Automating the track position reading makes the data more regular and is safer for operators. Additionally, we use image processing in this application to take instantaneous measurements of much larger areas.


There are several conditions to take into consideration when operating this device, including changing light intensity throughout the day, variations relative to objects around the rails such as electrical equipment and signs, and the movement of the device attached to the overhead cable along the rails.


A Scalable Communication Architecture

The solution consists of measuring stations equipped with a unit for acquiring, processing, and communicating data. NVT integrated the following components of each measuring station into a single enclosure:


- A 3.5 in. 2 GB PC card with an Intel Atom Windows 7 Professional processor to acquire and communicate camera data
- A digital, industrial, ultracompact GigE Vision camera with monochrome 1,350x1,024 pixel resolution
- A communication card for wireless dialogue between checkpoints that sends alerts via GPRS/3G




Custom Integration

We used LabVIEW software, a VI library of image processing systems, the NI Vision Development Module, and NI-IMAQdx driver software to control each of the 12 measurement systems.


The NI-IMAQdx driver software manages the interface between LabVIEW and the industrial camera while the Vision Development Module analyzes the acquired image to extract the rail positioning variations. We then use LabVIEW to analyze the track position measurements and send alerts via email when a critical threshold is reached.


We used LabVIEW to quickly develop a human-machine interface that is easy to use even for nontechnical people. Because of the built-in image processing capabilities in the Vision Development Module, we rapidly developed our application and can easily make changes to it in the future.


Portability of Software Based on LabVIEW

The project was carried out by successively prototyping the software and hardware. The initial feasibility phase of the study was conducted using an NI 1744 Smart Camera. During the deployment phase, the LabVIEW code from the feasibility phase was incorporated into the application, saving considerable development time.


A Powerful Stand-Alone Tool

The resolution of RAILSHIFT is ± 5 mm over a control area covering 30 meters.
There are many advantages to implementing this system. For example, the operators are alerted and can respond sooner when the rails are deformed. The system can also monitor rail expansion during the day to predict future events.


Overall, 12 measuring stations have been deployed and RATP plans to install eight new ones in the near future.


Author Information:

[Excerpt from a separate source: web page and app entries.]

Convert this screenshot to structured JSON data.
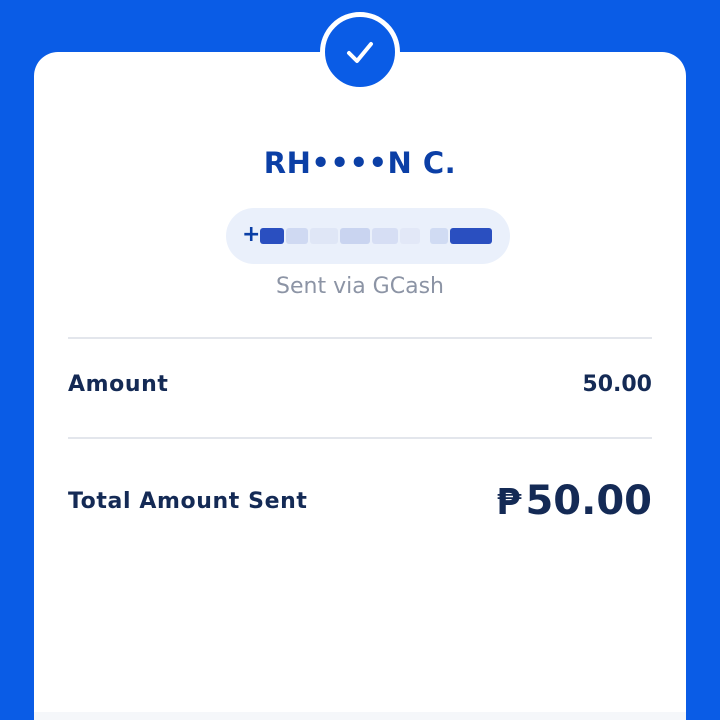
{
  "colors": {
    "brand_blue": "#0a5ce6",
    "name_blue": "#0b3fa6",
    "text_dark": "#142a55",
    "text_muted": "#8c94a5",
    "pill_bg": "#eaf0fb",
    "divider": "#e3e6ec"
  },
  "status": {
    "icon": "check-icon"
  },
  "recipient": {
    "name": "RH••••N C.",
    "phone_prefix": "+",
    "phone_redacted": true,
    "sent_via": "Sent via GCash"
  },
  "details": {
    "amount_label": "Amount",
    "amount_value": "50.00",
    "total_label": "Total Amount Sent",
    "currency_symbol": "₱",
    "total_value": "50.00"
  }
}
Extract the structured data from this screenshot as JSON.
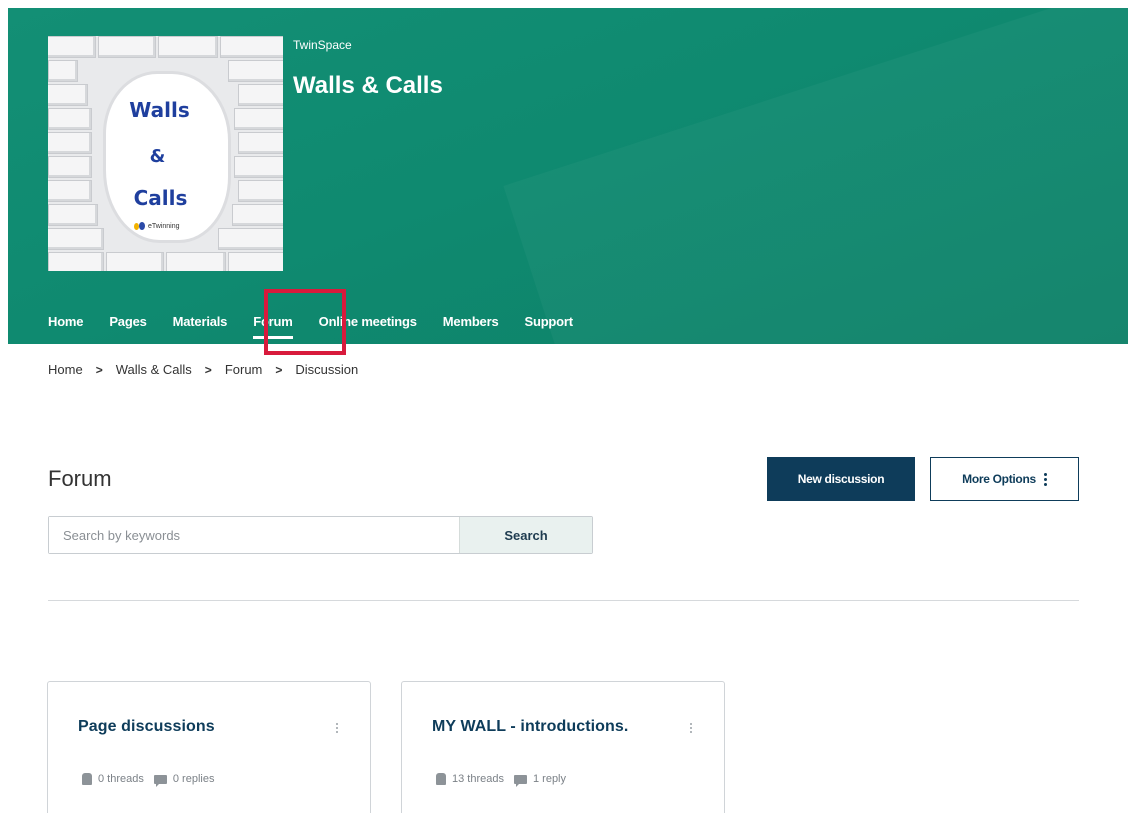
{
  "header": {
    "section_label": "TwinSpace",
    "project_title": "Walls & Calls",
    "logo": {
      "line1": "Walls",
      "line2": "&",
      "line3": "Calls",
      "brand_text": "eTwinning"
    },
    "nav": [
      {
        "label": "Home",
        "active": false
      },
      {
        "label": "Pages",
        "active": false
      },
      {
        "label": "Materials",
        "active": false
      },
      {
        "label": "Forum",
        "active": true
      },
      {
        "label": "Online meetings",
        "active": false
      },
      {
        "label": "Members",
        "active": false
      },
      {
        "label": "Support",
        "active": false
      }
    ],
    "colors": {
      "hero_bg": "#0f8a70",
      "highlight": "#d81a3c"
    }
  },
  "breadcrumb": {
    "items": [
      "Home",
      "Walls & Calls",
      "Forum",
      "Discussion"
    ],
    "separator": ">"
  },
  "main": {
    "title": "Forum",
    "new_discussion_label": "New discussion",
    "more_options_label": "More Options",
    "search": {
      "placeholder": "Search by keywords",
      "value": "",
      "button_label": "Search"
    },
    "cards": [
      {
        "title": "Page discussions",
        "threads": "0 threads",
        "replies": "0 replies"
      },
      {
        "title": "MY WALL - introductions.",
        "threads": "13 threads",
        "replies": "1 reply"
      }
    ],
    "colors": {
      "primary": "#0e3c5a"
    }
  }
}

Véronique NEWLAND
NEW VISION Technologies
18, rue Albert Einstein
77420 Champs-sur-Marne
Tel: +33 (0)1 60 17 46 73

The user interface with visualization of the measured area and plotting of the position of the rails.